Olive oil is well known for it’s numerous health benefits. It contains mostly oleic acid (omega 9) – a monounsaturated fat. Olive oil has been linked to lower incidence of high blood pressure, stroke and has been shown to lower the amount of oxidized LDL cholesterol circulating in your bloodstream. As with all of these fats, quality is key. Choose a cold pressed, organic, quality olive oil and don’t cook with it at high temperatures. Olive oil is delicious used as a dressing for salads and vegetables.
Like avocado and olive oils, rapeseed oil is primarily omega 9. There is a big difference between the cold pressed, naturally produced rapeseed oil and the highly processed and refined ones. Look out for the richly coloured golden rapeseed oil in a glass bottle and avoid the yellow ones usually found in a plastic bottle. Rapeseed oil is one of the better oils to cook with but you can also make salad dressings with it.
The ratio of omega 3 to omega 6 we consume is important in maintaining good health. Many of us consume far too much omega 6 and nowhere near enough omega 3. Sunflower oil is high in omega 6 which is pro inflammatory so it’s best avoided.
In summary it’s important to embrace a variety of healthy fats as part of a nutritious, balanced diet.
TIPS FOR HEALTHY FAT CONSUMPTION:
- The quality of fats you choose is important – choose cold pressed, minimally processed / refined oils.
- Avoid buying oils in plastic bottles.

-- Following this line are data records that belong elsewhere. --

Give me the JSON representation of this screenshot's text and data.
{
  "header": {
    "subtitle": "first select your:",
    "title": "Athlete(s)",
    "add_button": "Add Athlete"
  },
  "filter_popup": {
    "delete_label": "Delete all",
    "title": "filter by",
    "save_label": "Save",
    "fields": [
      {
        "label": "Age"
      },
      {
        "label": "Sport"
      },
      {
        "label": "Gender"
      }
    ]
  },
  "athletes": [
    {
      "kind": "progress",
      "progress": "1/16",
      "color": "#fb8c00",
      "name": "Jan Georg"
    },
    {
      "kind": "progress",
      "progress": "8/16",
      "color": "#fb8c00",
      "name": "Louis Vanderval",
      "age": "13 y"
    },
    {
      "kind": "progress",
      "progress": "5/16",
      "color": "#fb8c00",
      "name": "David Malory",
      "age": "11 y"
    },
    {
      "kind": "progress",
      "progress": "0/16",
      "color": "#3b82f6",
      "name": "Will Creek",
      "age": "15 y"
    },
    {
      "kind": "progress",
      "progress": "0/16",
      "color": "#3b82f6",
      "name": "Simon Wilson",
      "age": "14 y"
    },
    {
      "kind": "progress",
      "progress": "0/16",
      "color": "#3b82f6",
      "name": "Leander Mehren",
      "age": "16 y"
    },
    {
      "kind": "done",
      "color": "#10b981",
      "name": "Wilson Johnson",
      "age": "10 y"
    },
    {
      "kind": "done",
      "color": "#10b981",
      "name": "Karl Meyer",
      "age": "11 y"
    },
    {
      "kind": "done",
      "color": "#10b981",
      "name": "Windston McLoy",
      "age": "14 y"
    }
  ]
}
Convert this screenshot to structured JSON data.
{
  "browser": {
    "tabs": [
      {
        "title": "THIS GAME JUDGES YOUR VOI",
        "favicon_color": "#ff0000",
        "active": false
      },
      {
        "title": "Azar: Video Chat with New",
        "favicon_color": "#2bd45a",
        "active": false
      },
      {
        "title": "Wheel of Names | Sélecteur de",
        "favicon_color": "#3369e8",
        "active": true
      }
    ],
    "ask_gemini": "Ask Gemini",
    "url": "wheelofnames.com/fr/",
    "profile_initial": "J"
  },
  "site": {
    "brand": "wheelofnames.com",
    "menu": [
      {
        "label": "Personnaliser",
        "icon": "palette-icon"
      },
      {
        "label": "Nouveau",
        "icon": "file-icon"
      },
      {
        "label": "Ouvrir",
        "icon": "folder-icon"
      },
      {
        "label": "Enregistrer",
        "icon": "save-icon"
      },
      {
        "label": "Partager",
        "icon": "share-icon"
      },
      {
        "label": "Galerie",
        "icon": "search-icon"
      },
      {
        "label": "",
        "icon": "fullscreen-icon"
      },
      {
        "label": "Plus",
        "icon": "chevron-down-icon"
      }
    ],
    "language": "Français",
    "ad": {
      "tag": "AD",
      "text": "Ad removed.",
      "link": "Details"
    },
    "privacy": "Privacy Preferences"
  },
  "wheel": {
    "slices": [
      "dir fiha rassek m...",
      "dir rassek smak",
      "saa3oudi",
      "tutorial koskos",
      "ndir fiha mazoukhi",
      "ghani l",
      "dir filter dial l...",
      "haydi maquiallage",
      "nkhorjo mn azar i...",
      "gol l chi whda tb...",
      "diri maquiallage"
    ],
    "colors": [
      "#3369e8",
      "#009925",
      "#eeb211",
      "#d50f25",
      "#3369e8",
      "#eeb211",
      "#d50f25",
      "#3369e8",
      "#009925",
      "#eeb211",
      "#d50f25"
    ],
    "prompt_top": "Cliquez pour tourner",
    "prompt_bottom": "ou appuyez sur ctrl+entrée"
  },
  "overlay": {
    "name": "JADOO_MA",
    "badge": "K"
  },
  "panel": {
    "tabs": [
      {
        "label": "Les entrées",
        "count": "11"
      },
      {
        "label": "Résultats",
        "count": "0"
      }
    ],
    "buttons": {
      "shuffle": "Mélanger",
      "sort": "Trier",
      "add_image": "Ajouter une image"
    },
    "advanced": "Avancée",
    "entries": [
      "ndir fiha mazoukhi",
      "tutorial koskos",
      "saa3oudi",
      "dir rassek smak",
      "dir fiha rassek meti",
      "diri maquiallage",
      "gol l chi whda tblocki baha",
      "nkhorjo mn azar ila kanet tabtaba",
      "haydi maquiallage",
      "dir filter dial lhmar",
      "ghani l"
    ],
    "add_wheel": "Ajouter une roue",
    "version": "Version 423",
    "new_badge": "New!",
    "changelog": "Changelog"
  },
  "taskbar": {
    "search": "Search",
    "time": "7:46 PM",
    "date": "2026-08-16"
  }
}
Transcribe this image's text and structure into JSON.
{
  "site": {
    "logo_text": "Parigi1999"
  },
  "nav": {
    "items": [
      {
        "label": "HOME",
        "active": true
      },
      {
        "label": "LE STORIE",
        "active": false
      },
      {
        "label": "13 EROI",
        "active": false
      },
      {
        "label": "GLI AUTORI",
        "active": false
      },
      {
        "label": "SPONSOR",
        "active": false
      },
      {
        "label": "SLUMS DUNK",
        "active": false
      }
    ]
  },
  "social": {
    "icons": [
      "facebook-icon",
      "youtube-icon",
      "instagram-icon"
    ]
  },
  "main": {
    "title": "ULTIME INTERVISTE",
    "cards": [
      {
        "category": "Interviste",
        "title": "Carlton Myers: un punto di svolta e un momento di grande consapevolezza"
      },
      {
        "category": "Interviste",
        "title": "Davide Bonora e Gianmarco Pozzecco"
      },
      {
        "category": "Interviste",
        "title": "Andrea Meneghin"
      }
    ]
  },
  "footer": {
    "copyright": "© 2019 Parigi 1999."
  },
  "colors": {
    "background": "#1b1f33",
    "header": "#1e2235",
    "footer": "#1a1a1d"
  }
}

Always choose glass.
- Don’t heat fats to a very high temperature – the point at which they smoke is the point at which they have become damaged and bad for your health.
- Avoid margarine and sunflower oil wherever possible.
- Avocado, coconut and rapeseed oils are the good fats to cook with but avoid very high temperatures.
- Use olive oil and flaxseed oil to dress your salads.